Resolving to Change
If you’ve wavered on your new year resolutions, you’re not alone.
A Guardian article highlights the fact that 63% of the people surveyed in a Bupa opinion poll last year failed to keep their new year resolution and 43% of them had abandoned theirs within a month.
You may have resolved to change something at work or in your personal wellbeing, to improve your diet, take more exercise or spend more time with friends and family. But however much we may want to change old habits or introduce new ones, it’s easier said than done.
At the beginning of the second month of this new year, statistically, few of us are experiencing the change we wanted to see in our lives just over 4 weeks ago. Even fewer of us are prepared to persevere until we do.
So let’s take stock — again — and ask ourselves a few important questions:
Why did we choose these particular resolutions?
How realistic are the targets we set ourselves?
What are we doing differently to support the change?
When and where are we practising our new habit(s)?
On a scale of 1–10 how do we rate our motivation?
This last question is key. Whether or not we keep a resolution is largely a function of our attitude. As Oprah Winfrey said: “The greatest discovery of all time is that a person can change his future by merely changing his attitude.”

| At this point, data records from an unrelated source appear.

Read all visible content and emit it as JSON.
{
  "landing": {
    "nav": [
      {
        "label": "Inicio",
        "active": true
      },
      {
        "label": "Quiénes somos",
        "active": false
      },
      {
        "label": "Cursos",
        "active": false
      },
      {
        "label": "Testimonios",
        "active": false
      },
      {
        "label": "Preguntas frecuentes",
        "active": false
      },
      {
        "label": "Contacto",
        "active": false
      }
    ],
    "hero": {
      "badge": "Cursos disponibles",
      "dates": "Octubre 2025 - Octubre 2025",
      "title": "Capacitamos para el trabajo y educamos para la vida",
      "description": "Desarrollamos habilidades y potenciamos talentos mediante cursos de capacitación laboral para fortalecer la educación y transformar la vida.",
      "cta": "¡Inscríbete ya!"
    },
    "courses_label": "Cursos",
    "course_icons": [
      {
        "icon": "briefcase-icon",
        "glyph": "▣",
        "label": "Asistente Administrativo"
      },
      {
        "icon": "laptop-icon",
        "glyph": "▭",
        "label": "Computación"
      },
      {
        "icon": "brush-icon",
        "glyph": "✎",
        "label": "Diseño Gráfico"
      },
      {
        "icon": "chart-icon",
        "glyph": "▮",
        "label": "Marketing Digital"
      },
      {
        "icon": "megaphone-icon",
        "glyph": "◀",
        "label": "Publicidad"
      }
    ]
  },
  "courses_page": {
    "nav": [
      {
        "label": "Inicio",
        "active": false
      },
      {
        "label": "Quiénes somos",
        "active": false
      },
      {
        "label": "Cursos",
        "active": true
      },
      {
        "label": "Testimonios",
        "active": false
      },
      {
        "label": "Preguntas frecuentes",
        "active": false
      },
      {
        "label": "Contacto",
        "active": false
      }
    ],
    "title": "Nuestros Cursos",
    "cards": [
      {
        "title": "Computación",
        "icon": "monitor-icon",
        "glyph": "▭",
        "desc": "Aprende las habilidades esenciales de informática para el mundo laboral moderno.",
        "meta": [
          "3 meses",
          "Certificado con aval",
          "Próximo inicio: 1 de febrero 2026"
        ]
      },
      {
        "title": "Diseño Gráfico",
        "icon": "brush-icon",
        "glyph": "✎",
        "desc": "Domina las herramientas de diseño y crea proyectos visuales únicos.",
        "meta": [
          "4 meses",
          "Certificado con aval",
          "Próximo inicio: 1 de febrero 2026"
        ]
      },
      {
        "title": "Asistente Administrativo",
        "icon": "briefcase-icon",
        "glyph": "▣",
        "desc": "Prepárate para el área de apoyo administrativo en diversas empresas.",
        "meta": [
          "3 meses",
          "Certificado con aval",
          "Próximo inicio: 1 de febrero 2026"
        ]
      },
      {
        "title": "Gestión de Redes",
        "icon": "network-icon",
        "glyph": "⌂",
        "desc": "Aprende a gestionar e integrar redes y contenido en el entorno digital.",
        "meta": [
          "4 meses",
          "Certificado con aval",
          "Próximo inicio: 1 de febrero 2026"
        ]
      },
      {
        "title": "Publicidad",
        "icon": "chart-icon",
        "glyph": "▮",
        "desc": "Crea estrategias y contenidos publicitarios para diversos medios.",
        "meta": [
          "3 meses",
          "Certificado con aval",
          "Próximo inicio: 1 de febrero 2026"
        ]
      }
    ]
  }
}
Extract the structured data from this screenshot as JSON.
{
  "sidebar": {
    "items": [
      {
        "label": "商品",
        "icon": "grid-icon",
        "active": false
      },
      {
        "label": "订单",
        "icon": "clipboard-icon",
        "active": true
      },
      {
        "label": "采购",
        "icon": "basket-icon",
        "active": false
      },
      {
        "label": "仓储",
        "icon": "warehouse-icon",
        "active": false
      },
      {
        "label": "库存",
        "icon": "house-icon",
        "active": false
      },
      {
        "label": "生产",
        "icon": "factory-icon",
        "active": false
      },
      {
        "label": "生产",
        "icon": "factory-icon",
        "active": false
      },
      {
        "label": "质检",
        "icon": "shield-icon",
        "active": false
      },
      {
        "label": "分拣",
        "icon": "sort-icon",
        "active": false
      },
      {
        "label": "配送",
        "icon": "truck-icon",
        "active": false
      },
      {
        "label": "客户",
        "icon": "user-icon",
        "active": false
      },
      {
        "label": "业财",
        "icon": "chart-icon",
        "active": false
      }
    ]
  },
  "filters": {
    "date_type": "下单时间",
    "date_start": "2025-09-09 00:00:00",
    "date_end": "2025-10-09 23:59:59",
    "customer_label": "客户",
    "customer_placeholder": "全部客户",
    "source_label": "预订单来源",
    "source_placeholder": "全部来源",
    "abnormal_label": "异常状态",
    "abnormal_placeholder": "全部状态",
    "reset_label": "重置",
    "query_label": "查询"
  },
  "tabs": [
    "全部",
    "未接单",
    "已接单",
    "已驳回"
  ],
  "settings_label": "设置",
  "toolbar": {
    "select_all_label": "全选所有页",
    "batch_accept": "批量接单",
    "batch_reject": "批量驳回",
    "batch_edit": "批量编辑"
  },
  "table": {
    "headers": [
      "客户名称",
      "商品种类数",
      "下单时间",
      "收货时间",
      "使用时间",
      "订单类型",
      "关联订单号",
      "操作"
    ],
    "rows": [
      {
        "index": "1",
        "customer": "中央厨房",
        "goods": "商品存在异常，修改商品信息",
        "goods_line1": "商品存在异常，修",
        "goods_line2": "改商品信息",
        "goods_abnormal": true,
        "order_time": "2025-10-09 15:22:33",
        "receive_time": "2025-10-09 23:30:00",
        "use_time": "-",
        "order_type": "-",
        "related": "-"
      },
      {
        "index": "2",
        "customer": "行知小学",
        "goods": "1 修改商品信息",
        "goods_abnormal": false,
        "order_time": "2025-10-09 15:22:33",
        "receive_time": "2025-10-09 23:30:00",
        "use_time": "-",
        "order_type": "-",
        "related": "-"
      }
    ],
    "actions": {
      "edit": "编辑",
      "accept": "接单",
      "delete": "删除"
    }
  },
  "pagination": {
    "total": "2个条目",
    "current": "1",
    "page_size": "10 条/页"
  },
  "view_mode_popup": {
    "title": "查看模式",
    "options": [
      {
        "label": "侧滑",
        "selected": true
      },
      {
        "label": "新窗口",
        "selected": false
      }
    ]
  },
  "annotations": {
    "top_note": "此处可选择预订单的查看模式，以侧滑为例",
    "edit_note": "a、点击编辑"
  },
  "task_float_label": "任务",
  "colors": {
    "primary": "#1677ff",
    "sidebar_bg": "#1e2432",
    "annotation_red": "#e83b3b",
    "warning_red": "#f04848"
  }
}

Before making any resolution in life — whether it’s ‘new year’, ‘new month’, ‘new week’ or even ‘new day’ — it’s essential to take a step back and look objectively at how you’re going to integrate your desired change into what you currently do. A positive attitude is your first key enabler. A simple approach is your second.
I recommend you identify your first 3 steps towards making the change happen. If your resolution is “to manage effective meetings in the time scheduled”, you might:
1. Ahead of the meeting: take time to ensure the agenda is fit for purpose.
2. In the meeting: listen more, talk less, intervene when necessary.
3. After the meeting: reflect. Follow up on the actions.
Yes, it really can be that simple. That doesn’t necessarily mean it’s easy and sometimes you may need to enlist the support of a skilled helper — such as a coach or mentor.
A new coaching client told me last week that she had made five new year resolutions and was struggling to keep any of them. “Why five?” I asked. “Isn’t just one enough to be going on with? And if just one, which is it going to be?”
Do you have your answer?